*What the task asks*
When a line of the entries below contains "brand", it counts once; state how many such lines there are and nothing else.

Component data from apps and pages

- - - - -

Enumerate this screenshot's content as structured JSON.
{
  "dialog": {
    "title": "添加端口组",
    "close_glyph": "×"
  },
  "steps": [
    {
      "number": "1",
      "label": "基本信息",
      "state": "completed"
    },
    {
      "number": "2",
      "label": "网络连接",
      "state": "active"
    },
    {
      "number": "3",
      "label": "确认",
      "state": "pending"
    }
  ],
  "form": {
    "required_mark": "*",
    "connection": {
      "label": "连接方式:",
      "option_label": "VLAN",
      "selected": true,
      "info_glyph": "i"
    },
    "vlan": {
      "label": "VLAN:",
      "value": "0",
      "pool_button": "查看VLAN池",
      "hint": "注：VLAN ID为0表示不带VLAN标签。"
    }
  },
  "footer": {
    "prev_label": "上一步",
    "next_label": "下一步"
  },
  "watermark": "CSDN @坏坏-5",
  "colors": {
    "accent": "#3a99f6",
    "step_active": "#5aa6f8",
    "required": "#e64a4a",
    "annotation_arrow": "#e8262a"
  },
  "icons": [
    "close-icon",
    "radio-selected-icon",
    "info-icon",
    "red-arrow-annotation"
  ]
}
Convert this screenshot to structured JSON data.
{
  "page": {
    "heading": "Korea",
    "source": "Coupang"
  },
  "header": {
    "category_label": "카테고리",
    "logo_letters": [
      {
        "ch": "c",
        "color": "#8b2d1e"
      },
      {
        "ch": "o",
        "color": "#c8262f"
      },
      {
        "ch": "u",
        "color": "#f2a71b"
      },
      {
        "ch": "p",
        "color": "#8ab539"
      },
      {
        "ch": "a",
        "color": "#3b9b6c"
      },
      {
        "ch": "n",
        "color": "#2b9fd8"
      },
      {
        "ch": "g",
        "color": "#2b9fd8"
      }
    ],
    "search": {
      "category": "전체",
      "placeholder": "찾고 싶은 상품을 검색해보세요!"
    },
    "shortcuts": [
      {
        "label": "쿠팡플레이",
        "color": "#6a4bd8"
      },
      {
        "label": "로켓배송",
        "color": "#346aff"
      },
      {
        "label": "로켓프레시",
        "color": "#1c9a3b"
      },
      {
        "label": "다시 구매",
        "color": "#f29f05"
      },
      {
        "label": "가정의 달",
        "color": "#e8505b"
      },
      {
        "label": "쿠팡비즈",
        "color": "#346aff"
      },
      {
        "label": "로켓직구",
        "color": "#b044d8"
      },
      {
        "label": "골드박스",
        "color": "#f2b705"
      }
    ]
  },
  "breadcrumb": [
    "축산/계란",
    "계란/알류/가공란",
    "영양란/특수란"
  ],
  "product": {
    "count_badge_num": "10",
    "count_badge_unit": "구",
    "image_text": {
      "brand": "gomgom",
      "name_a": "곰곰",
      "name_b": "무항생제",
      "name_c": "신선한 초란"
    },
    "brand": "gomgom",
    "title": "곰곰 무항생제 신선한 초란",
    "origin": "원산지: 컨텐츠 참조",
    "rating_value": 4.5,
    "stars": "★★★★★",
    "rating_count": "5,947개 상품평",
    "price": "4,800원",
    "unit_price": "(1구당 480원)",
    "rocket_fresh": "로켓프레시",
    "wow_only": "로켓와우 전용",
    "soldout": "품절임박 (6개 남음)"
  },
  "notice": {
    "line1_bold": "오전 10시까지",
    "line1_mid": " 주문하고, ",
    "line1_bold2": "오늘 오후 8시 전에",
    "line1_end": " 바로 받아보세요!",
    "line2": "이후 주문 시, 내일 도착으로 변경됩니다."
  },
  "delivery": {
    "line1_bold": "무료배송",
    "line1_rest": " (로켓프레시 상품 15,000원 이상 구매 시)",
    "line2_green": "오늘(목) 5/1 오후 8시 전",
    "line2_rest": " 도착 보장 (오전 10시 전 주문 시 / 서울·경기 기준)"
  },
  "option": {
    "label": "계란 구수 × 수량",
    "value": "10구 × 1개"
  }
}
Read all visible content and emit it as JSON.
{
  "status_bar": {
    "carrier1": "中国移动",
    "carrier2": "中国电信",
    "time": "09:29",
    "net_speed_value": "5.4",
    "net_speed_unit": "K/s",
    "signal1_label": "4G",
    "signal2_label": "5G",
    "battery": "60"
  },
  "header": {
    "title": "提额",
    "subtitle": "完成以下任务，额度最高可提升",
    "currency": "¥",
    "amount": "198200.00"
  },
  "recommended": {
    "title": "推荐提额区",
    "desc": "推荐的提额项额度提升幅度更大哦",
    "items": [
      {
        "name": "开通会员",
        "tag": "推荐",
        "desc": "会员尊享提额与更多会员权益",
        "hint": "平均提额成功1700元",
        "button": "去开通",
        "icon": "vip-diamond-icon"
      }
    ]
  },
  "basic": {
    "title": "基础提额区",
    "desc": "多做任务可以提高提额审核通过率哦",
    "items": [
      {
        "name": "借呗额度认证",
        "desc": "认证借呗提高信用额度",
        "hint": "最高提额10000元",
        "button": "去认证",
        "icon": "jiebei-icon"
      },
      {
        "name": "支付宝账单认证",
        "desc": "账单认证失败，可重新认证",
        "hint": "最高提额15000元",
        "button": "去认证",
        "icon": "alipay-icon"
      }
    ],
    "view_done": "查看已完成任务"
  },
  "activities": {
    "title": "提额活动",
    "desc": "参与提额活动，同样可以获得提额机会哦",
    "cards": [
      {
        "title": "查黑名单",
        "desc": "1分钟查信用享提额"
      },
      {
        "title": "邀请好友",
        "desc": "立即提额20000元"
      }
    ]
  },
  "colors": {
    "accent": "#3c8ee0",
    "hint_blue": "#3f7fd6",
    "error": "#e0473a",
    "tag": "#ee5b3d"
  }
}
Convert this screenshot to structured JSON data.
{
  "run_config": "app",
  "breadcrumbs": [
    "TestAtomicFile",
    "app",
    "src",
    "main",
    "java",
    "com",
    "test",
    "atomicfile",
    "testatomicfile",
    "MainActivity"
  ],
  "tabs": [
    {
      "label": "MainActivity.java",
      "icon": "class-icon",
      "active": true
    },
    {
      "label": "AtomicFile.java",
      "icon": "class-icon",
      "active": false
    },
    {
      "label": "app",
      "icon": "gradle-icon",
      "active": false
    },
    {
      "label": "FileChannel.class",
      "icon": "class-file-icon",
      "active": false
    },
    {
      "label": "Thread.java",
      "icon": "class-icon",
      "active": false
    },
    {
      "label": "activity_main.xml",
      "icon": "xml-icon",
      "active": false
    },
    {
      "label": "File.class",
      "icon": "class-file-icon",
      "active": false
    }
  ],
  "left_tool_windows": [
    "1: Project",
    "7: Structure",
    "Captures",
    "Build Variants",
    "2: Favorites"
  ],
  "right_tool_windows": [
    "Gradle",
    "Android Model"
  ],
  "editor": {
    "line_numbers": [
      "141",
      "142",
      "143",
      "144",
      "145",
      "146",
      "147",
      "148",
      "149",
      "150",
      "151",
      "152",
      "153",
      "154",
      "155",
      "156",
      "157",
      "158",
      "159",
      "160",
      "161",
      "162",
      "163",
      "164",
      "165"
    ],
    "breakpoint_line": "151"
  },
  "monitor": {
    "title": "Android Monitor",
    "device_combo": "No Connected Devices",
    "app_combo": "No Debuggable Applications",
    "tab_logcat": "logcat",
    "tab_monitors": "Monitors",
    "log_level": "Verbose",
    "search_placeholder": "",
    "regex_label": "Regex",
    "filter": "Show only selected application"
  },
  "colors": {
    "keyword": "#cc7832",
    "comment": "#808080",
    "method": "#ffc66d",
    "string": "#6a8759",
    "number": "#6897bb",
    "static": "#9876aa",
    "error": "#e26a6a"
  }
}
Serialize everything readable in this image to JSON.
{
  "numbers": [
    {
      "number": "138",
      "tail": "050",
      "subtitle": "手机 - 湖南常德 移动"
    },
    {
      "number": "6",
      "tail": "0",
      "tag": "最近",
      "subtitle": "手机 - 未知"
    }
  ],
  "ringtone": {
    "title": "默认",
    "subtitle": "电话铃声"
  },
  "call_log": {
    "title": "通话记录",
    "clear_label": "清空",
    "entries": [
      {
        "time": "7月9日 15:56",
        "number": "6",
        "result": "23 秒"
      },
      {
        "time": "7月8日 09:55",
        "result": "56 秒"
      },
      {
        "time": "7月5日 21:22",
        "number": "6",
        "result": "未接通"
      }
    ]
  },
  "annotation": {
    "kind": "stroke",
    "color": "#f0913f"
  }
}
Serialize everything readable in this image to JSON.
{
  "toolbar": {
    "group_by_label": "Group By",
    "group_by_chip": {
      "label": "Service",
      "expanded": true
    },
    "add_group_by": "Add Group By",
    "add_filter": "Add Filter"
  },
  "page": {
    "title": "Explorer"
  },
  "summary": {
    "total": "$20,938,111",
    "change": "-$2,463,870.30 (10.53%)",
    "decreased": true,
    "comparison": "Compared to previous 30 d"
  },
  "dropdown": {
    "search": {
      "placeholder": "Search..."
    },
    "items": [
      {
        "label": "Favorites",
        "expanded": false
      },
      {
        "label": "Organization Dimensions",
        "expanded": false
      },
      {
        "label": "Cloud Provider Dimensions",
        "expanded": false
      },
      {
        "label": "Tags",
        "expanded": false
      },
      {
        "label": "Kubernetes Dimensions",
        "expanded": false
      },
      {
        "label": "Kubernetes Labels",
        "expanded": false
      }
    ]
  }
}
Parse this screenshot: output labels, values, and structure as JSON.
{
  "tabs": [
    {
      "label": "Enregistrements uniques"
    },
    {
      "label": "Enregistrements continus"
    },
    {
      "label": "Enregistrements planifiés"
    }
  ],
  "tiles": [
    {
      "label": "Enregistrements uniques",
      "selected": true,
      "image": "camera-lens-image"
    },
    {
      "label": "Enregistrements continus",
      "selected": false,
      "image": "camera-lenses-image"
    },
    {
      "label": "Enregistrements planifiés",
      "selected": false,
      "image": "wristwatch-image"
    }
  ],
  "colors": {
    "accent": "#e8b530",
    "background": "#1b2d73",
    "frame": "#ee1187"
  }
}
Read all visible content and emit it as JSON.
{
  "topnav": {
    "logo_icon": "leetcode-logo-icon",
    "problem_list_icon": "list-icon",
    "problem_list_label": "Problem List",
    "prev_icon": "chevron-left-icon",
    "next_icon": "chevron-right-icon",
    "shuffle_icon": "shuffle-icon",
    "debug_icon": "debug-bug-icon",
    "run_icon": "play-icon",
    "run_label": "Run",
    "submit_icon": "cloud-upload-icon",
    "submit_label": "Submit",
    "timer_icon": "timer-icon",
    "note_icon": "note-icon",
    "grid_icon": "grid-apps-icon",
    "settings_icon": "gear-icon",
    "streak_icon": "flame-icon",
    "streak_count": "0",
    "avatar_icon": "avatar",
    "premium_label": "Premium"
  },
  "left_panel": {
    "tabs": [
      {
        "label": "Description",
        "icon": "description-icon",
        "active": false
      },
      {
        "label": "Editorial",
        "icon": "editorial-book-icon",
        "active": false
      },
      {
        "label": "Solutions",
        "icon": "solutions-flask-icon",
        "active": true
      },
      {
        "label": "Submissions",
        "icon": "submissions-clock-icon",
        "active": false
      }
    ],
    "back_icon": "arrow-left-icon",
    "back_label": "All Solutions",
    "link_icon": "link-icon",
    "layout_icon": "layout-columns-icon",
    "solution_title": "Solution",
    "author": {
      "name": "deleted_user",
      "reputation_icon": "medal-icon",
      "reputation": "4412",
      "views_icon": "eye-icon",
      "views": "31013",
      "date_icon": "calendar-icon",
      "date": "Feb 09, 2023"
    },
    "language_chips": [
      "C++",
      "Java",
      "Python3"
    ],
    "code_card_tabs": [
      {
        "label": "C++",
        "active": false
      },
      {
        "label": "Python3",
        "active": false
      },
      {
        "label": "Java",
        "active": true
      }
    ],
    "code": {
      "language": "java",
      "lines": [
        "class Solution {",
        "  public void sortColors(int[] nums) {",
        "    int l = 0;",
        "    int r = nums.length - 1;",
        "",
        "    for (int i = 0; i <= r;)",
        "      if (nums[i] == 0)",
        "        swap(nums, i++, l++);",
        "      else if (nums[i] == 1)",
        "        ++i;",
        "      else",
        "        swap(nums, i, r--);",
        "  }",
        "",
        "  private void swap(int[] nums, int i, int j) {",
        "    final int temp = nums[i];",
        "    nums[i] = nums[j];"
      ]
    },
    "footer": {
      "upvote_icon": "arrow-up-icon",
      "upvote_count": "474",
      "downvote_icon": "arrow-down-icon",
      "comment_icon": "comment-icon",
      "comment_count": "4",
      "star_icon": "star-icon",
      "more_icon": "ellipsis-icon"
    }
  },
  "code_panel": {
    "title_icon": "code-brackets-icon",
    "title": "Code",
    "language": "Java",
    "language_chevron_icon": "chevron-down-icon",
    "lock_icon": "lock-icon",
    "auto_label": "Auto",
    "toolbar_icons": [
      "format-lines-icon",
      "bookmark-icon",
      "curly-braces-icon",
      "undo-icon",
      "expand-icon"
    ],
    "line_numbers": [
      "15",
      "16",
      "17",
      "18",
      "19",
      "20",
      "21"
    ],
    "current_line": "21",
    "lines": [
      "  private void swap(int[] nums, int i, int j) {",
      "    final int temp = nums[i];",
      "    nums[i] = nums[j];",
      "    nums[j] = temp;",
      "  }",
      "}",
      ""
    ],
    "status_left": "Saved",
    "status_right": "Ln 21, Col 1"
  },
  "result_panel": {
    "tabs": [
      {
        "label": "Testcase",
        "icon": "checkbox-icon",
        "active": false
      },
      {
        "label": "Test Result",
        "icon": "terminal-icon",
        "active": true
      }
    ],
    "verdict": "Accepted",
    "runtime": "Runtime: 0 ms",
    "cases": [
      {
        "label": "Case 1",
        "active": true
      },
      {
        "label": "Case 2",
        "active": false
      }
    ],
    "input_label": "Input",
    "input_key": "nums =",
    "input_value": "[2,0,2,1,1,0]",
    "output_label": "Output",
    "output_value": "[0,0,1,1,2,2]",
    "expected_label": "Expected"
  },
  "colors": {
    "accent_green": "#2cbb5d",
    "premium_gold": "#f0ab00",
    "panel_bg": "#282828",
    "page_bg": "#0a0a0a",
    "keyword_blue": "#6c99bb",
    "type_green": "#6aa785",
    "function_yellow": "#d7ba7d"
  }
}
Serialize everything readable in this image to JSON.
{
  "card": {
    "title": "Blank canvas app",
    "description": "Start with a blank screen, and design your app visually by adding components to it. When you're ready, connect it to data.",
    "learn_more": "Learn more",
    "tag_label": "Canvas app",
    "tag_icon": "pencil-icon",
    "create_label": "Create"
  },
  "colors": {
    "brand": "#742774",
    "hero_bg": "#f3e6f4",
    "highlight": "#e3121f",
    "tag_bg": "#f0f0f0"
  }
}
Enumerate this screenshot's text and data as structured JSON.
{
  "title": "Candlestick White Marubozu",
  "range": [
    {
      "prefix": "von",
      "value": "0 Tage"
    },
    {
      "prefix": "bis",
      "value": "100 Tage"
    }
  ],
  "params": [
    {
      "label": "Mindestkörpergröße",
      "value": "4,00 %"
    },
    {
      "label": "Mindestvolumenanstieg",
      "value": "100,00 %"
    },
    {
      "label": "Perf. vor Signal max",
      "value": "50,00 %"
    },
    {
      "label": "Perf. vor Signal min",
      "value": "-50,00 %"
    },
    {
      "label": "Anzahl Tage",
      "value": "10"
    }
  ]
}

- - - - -

*Answer section*
3